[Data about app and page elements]
******

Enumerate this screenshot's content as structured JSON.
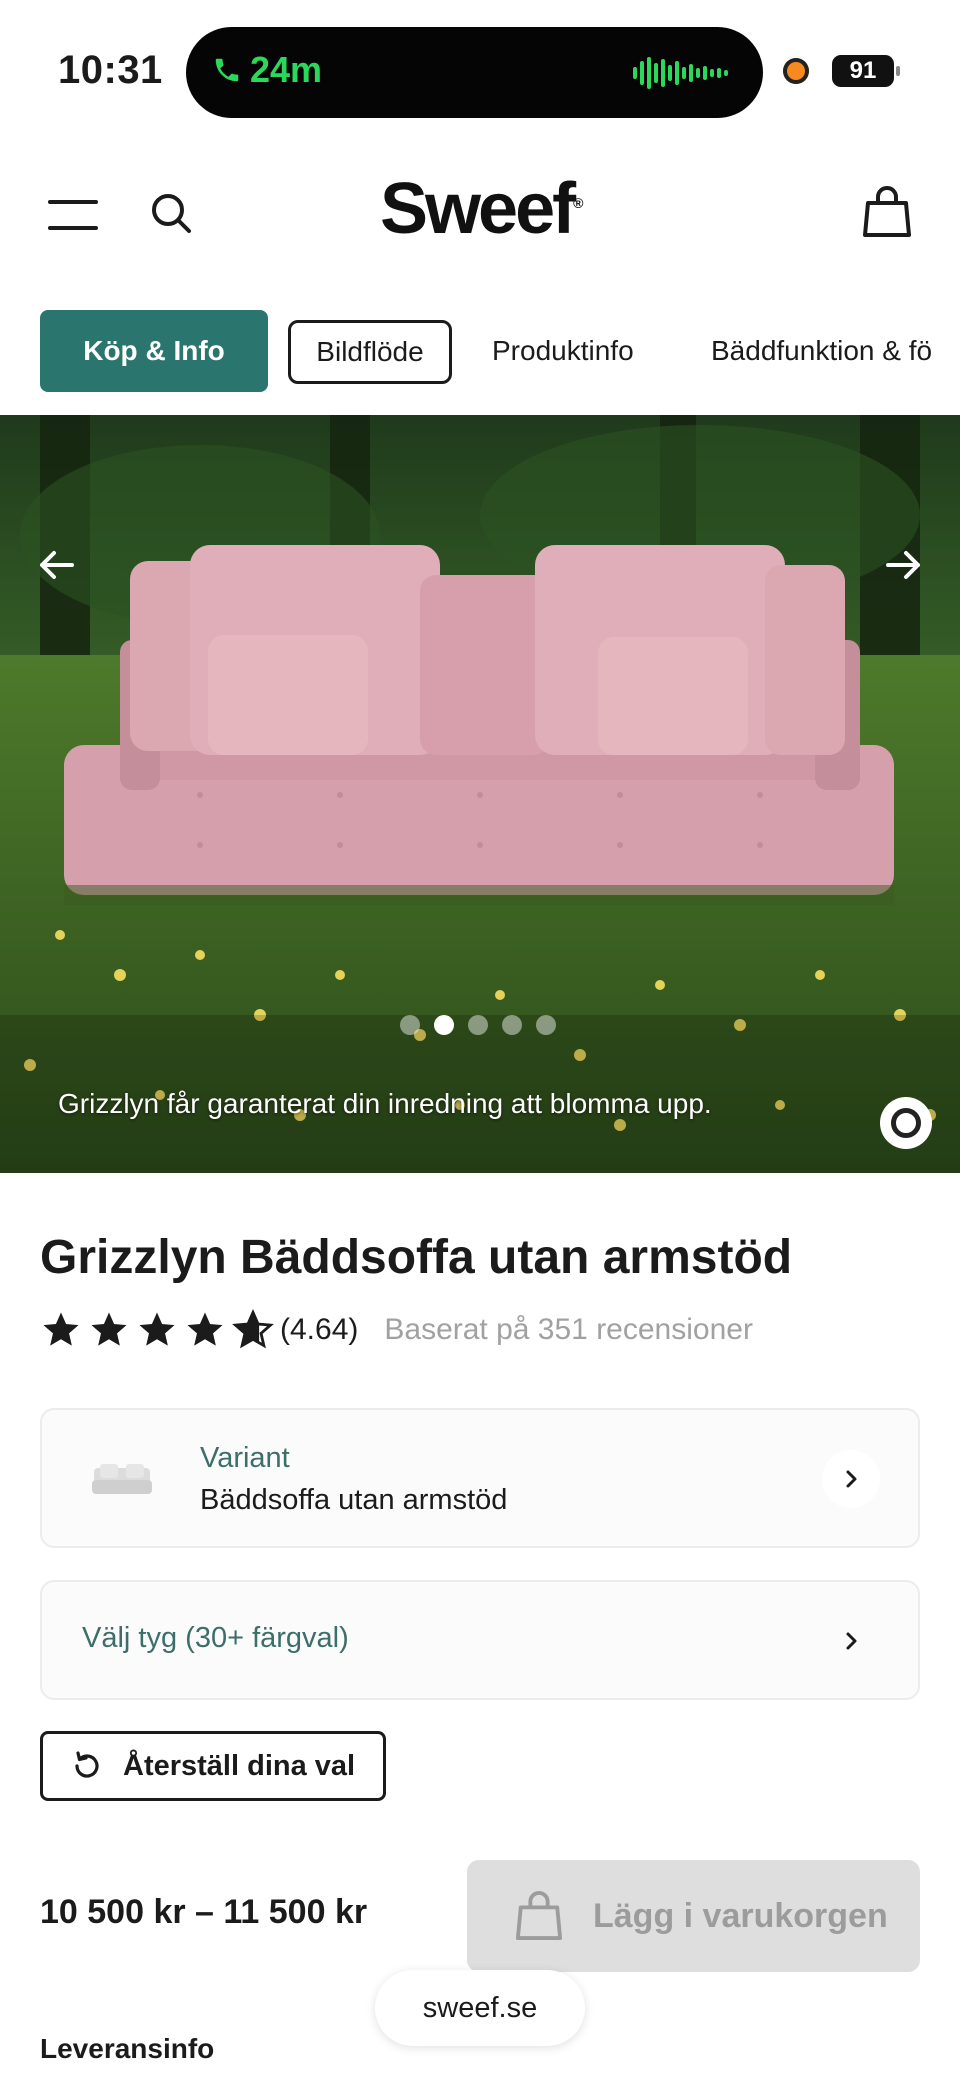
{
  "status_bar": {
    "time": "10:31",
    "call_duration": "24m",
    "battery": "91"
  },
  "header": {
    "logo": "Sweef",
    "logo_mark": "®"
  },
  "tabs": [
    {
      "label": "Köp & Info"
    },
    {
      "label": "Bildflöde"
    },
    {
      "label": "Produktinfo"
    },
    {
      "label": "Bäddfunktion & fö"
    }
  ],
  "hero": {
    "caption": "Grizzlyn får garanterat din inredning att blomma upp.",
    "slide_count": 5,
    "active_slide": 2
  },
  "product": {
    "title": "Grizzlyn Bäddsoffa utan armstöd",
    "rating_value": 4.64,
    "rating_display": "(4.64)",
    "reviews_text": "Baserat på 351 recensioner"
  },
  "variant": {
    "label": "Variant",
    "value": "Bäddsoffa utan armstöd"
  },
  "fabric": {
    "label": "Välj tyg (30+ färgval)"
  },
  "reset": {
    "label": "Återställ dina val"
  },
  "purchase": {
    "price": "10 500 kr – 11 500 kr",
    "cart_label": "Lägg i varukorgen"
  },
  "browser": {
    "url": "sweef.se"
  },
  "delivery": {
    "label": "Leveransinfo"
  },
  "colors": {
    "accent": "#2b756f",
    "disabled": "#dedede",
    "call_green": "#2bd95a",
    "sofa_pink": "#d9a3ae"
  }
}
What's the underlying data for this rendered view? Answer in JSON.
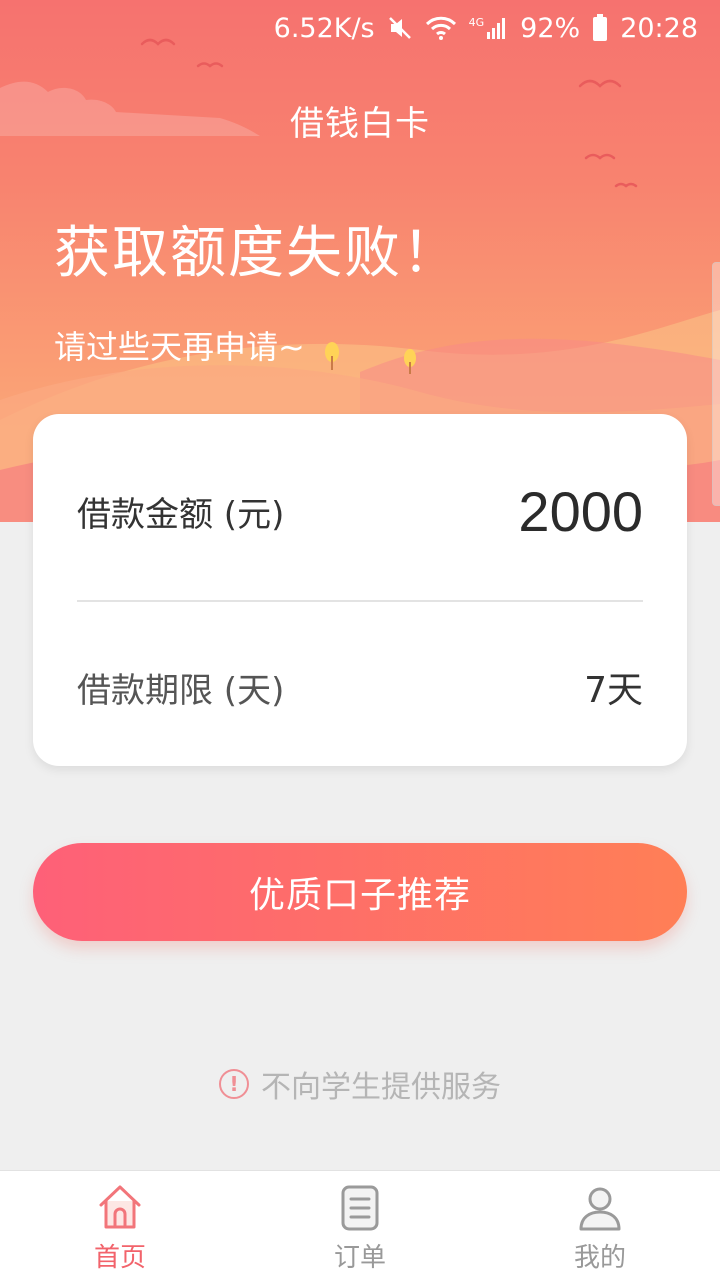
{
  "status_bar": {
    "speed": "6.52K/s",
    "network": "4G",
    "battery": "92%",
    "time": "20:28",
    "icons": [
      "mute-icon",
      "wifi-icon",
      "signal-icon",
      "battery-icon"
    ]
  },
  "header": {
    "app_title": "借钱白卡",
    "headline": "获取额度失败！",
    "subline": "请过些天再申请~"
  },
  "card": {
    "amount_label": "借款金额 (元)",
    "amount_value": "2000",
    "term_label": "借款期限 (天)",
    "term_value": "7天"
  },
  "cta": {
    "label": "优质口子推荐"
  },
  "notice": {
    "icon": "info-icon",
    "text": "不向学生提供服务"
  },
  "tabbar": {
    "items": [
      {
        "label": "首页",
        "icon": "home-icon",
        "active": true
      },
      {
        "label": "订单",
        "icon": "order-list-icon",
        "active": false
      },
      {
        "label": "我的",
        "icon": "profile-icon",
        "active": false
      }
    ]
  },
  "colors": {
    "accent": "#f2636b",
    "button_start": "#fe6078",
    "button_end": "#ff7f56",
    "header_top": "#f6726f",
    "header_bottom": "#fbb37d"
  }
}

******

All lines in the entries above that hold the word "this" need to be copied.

Enumerate this screenshot's content as structured JSON.
What's the underlying data for this rendered view? Answer in JSON.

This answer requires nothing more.